ALL of the strong work, and the rewards that come with it, seemed to be slipping away for Jim Knous on Sunday in the Butterfield Bermuda Championship. Through nine holes, he was four over par for the day and looking at a worst-case scenario.
The 31-year-old, playing his last event on a major medical extension, entered the week needing to finish tied for 67th or better to retain conditional status on the PGA Tour for the 2021-22 season. He nearly didn’t make the weekend at Port Royal, but closed with a birdie on Friday to make the cut on the number. A solid third-round 69 put him at T-56, two shots inside the bubble.
Then he was decidedly outside the bubble again after opening with a 39 on Sunday after starting on the 10th hole.
“Just dug myself into a deep hole,” Knous said. “Your mind kind of goes all the wrong places.
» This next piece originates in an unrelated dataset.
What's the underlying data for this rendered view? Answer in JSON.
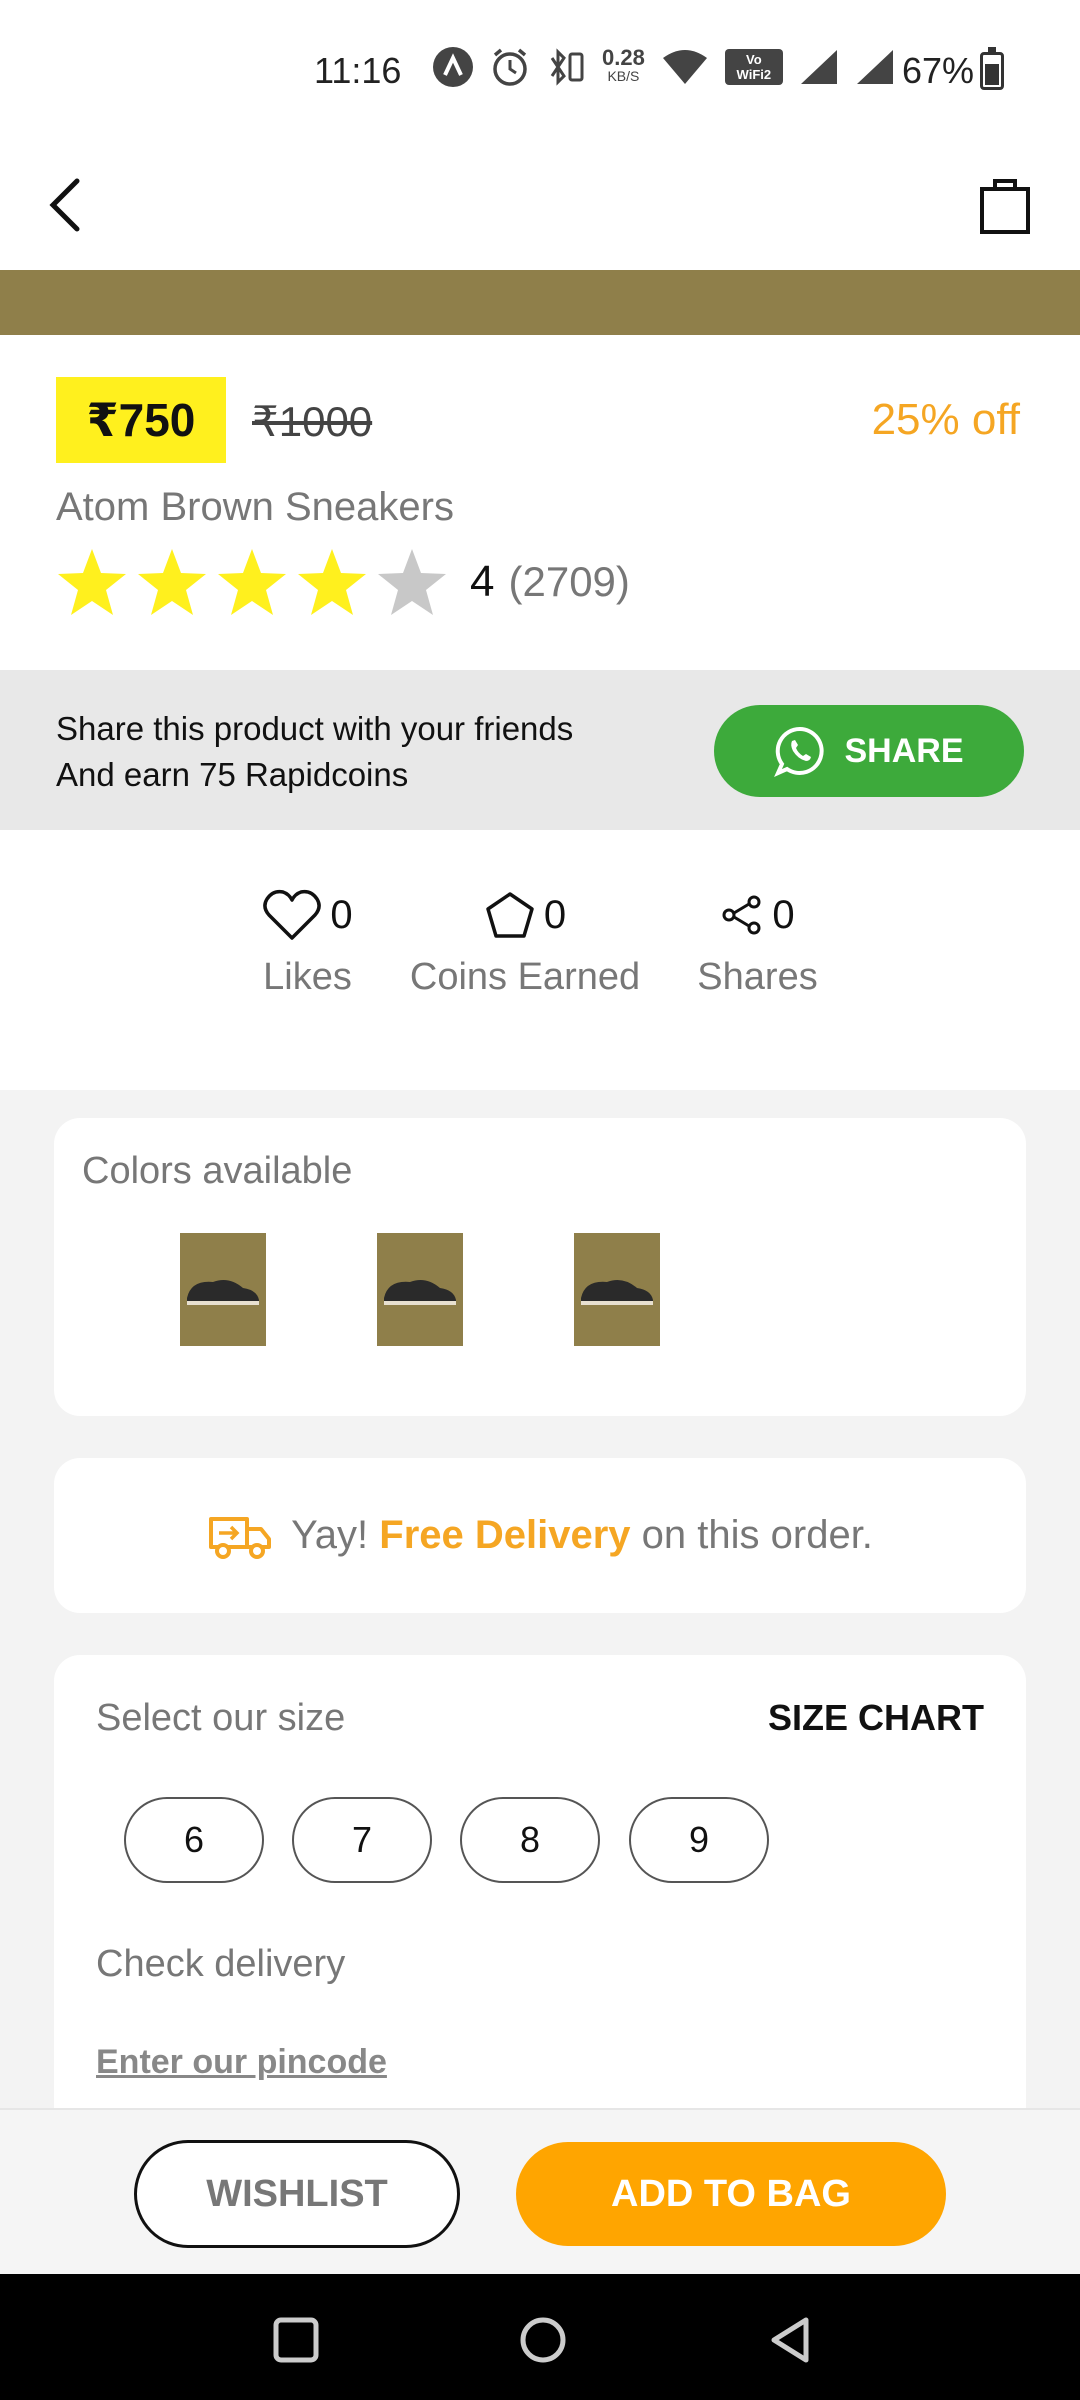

But I just told myself we’re going to do this.”
In the rain and wind, Knous made three birdies against a bogey on the back nine, including a birdie on his 18th hole, to shoot one-over 72. That put him at one-under total and in a tie for 57th. Those who finished tied for 67th were three over.
“The greatest top-60 of all time,” an ecstatic Knous said after the round, having also earned $14,885 for his efforts.
“I just kept fighting and just proud to have done it. Proud to fight back on that second nine, make some birdies in tough conditions and leave Bermuda with some sort of status on the PGA Tour.
“I’m going to celebrate with my caddie and my friends tonight and then my family when I get home. Then it’s back to work; job’s not done. Obviously conditional status—the ones I get in I have to be ready, and I plan to be ready and go low and have chances.”
Hindered by a right wrist injury last season, Knous (pronounced Koh-NOUSE) contended in the PGA Tour’s 2021-22 season opener in Napa, California. Unfortunately, he struggled on Sunday with a 74 to drop to T-11, putting huge stakes on his final medical start in Bermuda.
As hard as he tried before the round on Sunday, Knous couldn’t put out of his mind what the day might mean to furthering a career in which he’s had only top-10 finish in 25 career PGA Tour starts.
“The emotions were going crazy today,” Knous said. “I was running through all the scenarios in my head, which is exactly what you don’t want to do. But it’s hard to block those out. Once that first tee ball was in the air, it was game time, everything kind of pushed to the back in my mind, so I was just able to focus on golf.”
The nerves, however, lasted until the final putt on the last green. “I knew making birdie would be great and would vault me up the leader board a little bit,” Knous said. “I saw T-61 on the tee when I teed off, so I said, ‘I don’t know about that.’ I said,’Let’s make a par and I’m going to try to make this birdie putt just like any other putt, I’m going to try to make it.’ Luckily, rolled it in. I was so ecstatic to see it go in. And relief, too. A lot of relief.”